Ter results obtained were summarized as follows:
(1) The dependence of TF life on strain range could be classified into four categories, and two of them (i. e., I-and O-types) showed shorter in-phase and out-of-phase TF lives at low strain ranges. The I-type was due to creep-fatigue interaction in the in-phase TF, while the O-type was caused by the difference in crack initiation life between both phases.
(2) The TF lives of low-alloy and stainless steels with low-strength and high-ductility, except a case of the I-type, were almost the same, i. e., approximately 500 and 5000 cycles at the total strain range, Δε, of 1.5 and 0.5% respectively. In general the TF lives of superalloys with high-strength and low-ductility were shorter than those of the above steels, but approached to them at low strain ranges.
(3) Good or safe prediction of TF life, except in-phase in the I-type, could be done by applying the Δε-based relations, particularly the Δε vs. life relation in isothermal fatigue at Tmax.
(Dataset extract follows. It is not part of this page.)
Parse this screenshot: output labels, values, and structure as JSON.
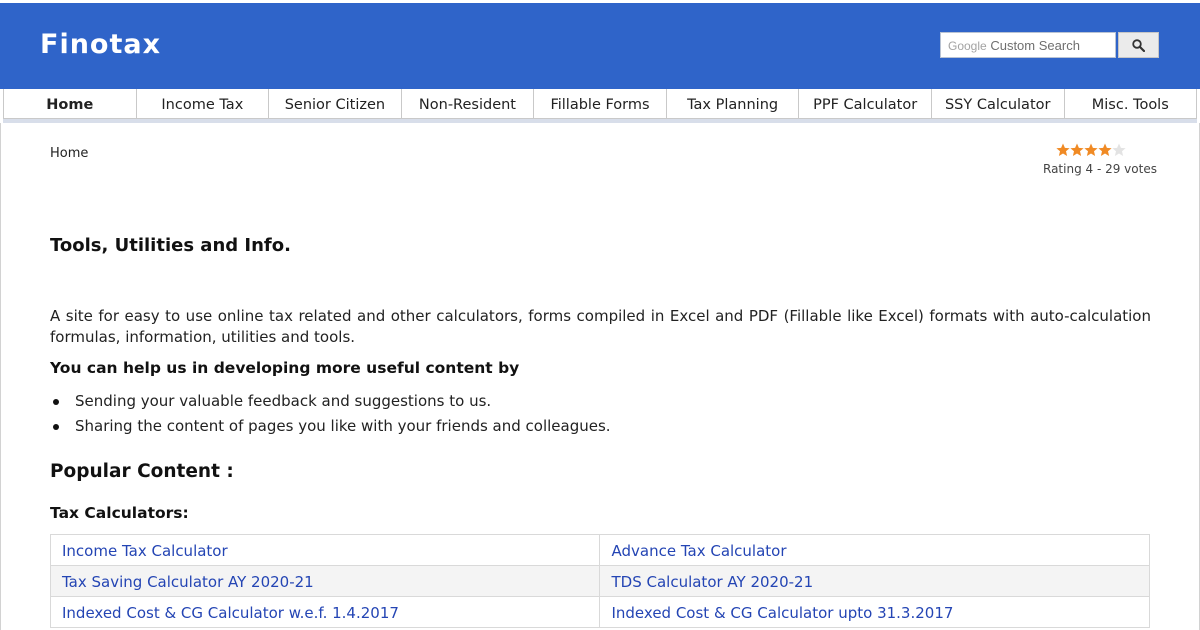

(4) High-temperature low-cycle fatigue failure seemed to have the same stress-dependence as that appearing remarkably in the high-strength/low-ductility superalloys.